Saturday, May 19, 2007

This Week's Sermon

Not had time to write much this week, and this evening has been spent putting together services for tomorrow, so here is one of the sermons I will be using tomorrow... Again, a taster, and if you do want to continue then click at the end...

Year C Easter 7, Sunday after Ascension, 2007

A Time of Promise

Ascension day, which was on Thursday just gone is an important time in the Church’s year. It’s one of those feasts which members of the Church often overlook., but I believe it to be a valuable time when we remember the reason behind who we are asChristians.

Now many people have problems with the very idea of the Ascension – in our sophisticated technological world we wonder about the mechanics of it. We now know that the world is not flat with heaven ‘up there’ as our early Church brothers and sisters believed. Images of our Lord rising into the clouds to be received into the bosom of the Father no longer have that ring to them as when we simply believed there was hell, earth and heaven in three tiers all stacked upon each other. The picture of the feet sticking out of the ceiling, like the sculpture in the chapel of the Ascension at Walsingham, are rather comical instead of awe inspiring. But I believe that the mechanics are unimportant – what we do know is that somehow Christ was taken to be with the Father in bodily form, and that those who saw it could only describe it as Jesus rising to where they believed God lived – upwards. [more]


Nick said...

I think it was about affirming that he had indeed left the Earth physically.
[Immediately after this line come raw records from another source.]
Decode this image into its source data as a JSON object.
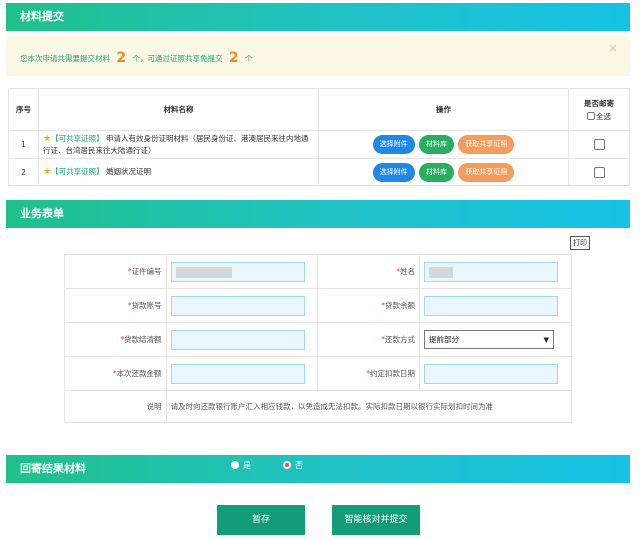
{
  "materials": {
    "title": "材料提交",
    "notice": {
      "prefix": "您本次申请共需要提交材料",
      "count1": "2",
      "mid": "个，可通过证照共享免提交",
      "count2": "2",
      "suffix": "个",
      "close": "×"
    },
    "headers": {
      "index": "序号",
      "name": "材料名称",
      "action": "操作",
      "mail": "是否邮寄",
      "select_all": "全选"
    },
    "rows": [
      {
        "index": "1",
        "tag": "【可共享证照】",
        "name": "申请人有效身份证明材料（居民身份证、港澳居民来往内地通行证、台湾居民来往大陆通行证）"
      },
      {
        "index": "2",
        "tag": "【可共享证照】",
        "name": "婚姻状况证明"
      }
    ],
    "actions": {
      "attach": "选择附件",
      "library": "材料库",
      "share": "获取共享证照"
    },
    "icons": {
      "star": "star-icon"
    }
  },
  "business_form": {
    "title": "业务表单",
    "print": "打印",
    "required_mark": "*",
    "fields": {
      "id_no": "证件编号",
      "name": "姓名",
      "loan_account": "贷款账号",
      "loan_balance": "贷款余额",
      "settle_amount": "贷款结清额",
      "repay_method": "还款方式",
      "repay_method_value": "提前部分",
      "this_repay_amount": "本次还款金额",
      "agreed_date": "约定扣款日期"
    },
    "note_label": "说明",
    "note_text": "请及时向还款银行账户汇入相应钱款，以免造成无法扣款。实际扣款日期以银行实际划扣时间为准"
  },
  "return_materials": {
    "title": "回寄结果材料",
    "options": [
      "是",
      "否"
    ],
    "selected": "否"
  },
  "buttons": {
    "save": "暂存",
    "submit": "智能核对并提交"
  },
  "colors": {
    "bar_start": "#20c08a",
    "bar_end": "#16c2e6",
    "accent_green": "#19a67a",
    "count_orange": "#f08a24",
    "btn_blue": "#1e88e5",
    "btn_green": "#27ae60",
    "btn_orange": "#f39c5c",
    "action_btn": "#129c78",
    "required_red": "#e53935"
  }
}
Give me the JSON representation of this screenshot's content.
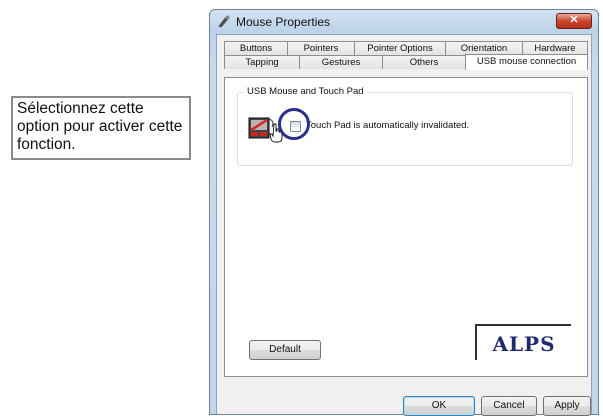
{
  "callout": {
    "text": "Sélectionnez cette option pour activer cette fonction."
  },
  "window": {
    "title": "Mouse Properties",
    "close_label": "✕",
    "tabs_row1": [
      "Buttons",
      "Pointers",
      "Pointer Options",
      "Orientation",
      "Hardware"
    ],
    "tabs_row2": [
      "Tapping",
      "Gestures",
      "Others",
      "USB mouse connection"
    ],
    "active_tab": "USB mouse connection",
    "group": {
      "title": "USB Mouse and Touch Pad",
      "checkbox_label": "Touch Pad is automatically invalidated.",
      "checked": false
    },
    "logo_text": "ALPS",
    "buttons": {
      "default": "Default",
      "ok": "OK",
      "cancel": "Cancel",
      "apply": "Apply"
    }
  },
  "icons": {
    "title": "mouse-icon",
    "device": "usb-mouse-touchpad-icon",
    "cursor": "hand-cursor-icon"
  },
  "colors": {
    "highlight": "#2a2f8c",
    "close": "#c9472e",
    "logo": "#1f2a6b"
  }
}
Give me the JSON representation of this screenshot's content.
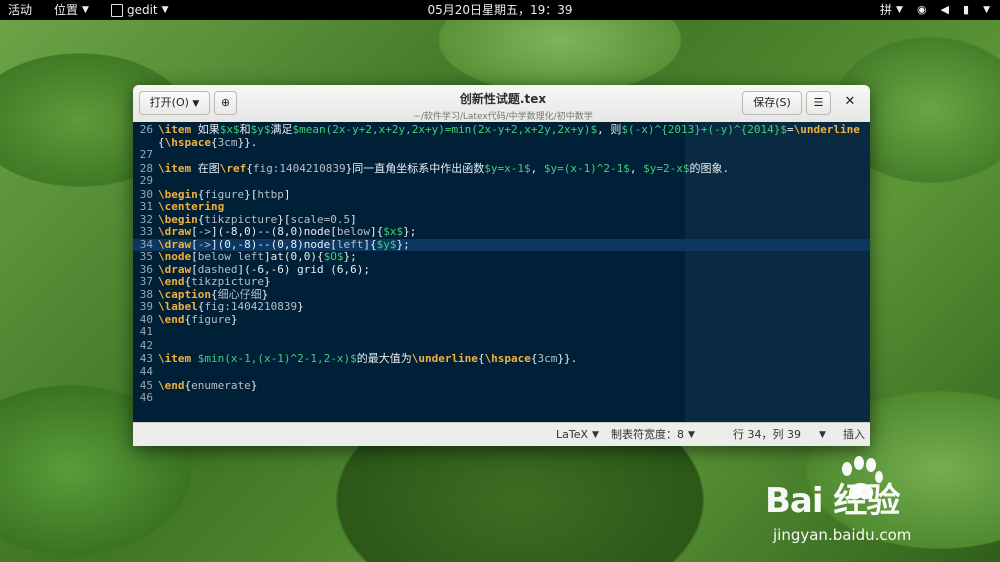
{
  "topbar": {
    "activities": "活动",
    "places": "位置",
    "app": "gedit",
    "clock": "05月20日星期五，19：39",
    "input_method": "拼"
  },
  "window": {
    "title": "创新性试题.tex",
    "path": "~/软件学习/Latex代码/中学数理化/初中数学",
    "open_label": "打开(O)",
    "save_label": "保存(S)"
  },
  "editor": {
    "current_line": 34,
    "lines": [
      {
        "num": "26",
        "text": "\\item 如果$x$和$y$满足$mean(2x-y+2,x+2y,2x+y)=min(2x-y+2,x+2y,2x+y)$, 则$(-x)^{2013}+(-y)^{2014}$=\\underline"
      },
      {
        "num": "",
        "text": "{\\hspace{3cm}}."
      },
      {
        "num": "27",
        "text": ""
      },
      {
        "num": "28",
        "text": "\\item 在图\\ref{fig:1404210839}同一直角坐标系中作出函数$y=x-1$, $y=(x-1)^2-1$, $y=2-x$的图象."
      },
      {
        "num": "29",
        "text": ""
      },
      {
        "num": "30",
        "text": "\\begin{figure}[htbp]"
      },
      {
        "num": "31",
        "text": "\\centering"
      },
      {
        "num": "32",
        "text": "\\begin{tikzpicture}[scale=0.5]"
      },
      {
        "num": "33",
        "text": "\\draw[->](-8,0)--(8,0)node[below]{$x$};"
      },
      {
        "num": "34",
        "text": "\\draw[->](0,-8)--(0,8)node[left]{$y$};"
      },
      {
        "num": "35",
        "text": "\\node[below left]at(0,0){$O$};"
      },
      {
        "num": "36",
        "text": "\\draw[dashed](-6,-6) grid (6,6);"
      },
      {
        "num": "37",
        "text": "\\end{tikzpicture}"
      },
      {
        "num": "38",
        "text": "\\caption{细心仔细}"
      },
      {
        "num": "39",
        "text": "\\label{fig:1404210839}"
      },
      {
        "num": "40",
        "text": "\\end{figure}"
      },
      {
        "num": "41",
        "text": ""
      },
      {
        "num": "42",
        "text": ""
      },
      {
        "num": "43",
        "text": "\\item $min(x-1,(x-1)^2-1,2-x)$的最大值为\\underline{\\hspace{3cm}}."
      },
      {
        "num": "44",
        "text": ""
      },
      {
        "num": "45",
        "text": "\\end{enumerate}"
      },
      {
        "num": "46",
        "text": ""
      }
    ]
  },
  "statusbar": {
    "language": "LaTeX",
    "tab_width": "制表符宽度：8",
    "position": "行 34，列 39",
    "insert_mode": "插入"
  },
  "watermark": {
    "logo": "Bai 经验",
    "url": "jingyan.baidu.com"
  }
}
If he had just vanished, they might expect him to pop up again a week later... because that is what he had been doing a lot of the time post resurrection.

Rising up from the Earth and vanishing inside a cloud is a pretty good way to signify you aren't coming back in a way that others might already expect. It is especially significant because in those days people believed the kingdoms of the heavens, Earth and the underworld pretty much stacked on top of one another... so Jesus was playing to contemporary man's limited understanding.

It wouldn't surprise me if some whacked out scientist had tried to predict Jesus trajectory based on approximate dates.

You are right, we shouldn't let the physical aspects of ascension cloud (pardon pun) our understanding of what it means and what is expected of us as a response.



Tom said...

Jesus's life post resurrection is a bit confusing for me. His disciples didn't recognize him, he walked through locked doors, and then he floated to heaven on a cloud.

Kinda leads me to think that resurrected man (because he was the first to be resurrected) won't be exactly like man right now. Probably for the best.

Nick said...

I've read some interesting theoretical stuff on the "resurrection body". When Paul states that we shall all be "changed" he apparently used the Greek word referring to atoms. One theory I read actually suggested that the resurrection body is made up of neutrons (whereas we are made of protons and electrons). Neutrons can travel through solid matter and yet remain solid themselves.

Of course it's justy theory and we shouldn't get hung up too much on stuff like that... but it is interesting.

As to the disciples not recognising him... I think it's made pretty clear that they were "kept" from recognising him by the Holy Spirit. For whatever reason God wanted people to be at a certain point before his risen son revealed himself to them.

I guess this was about getting an honest reaction from his followers... and bringing them to a point where they understood why everything had to happen... before actually showing the fulfillment of what he had done.

Kind of makes me think a little about Henry V where the king wanders round his troops in disguise listening to what they are saying about him.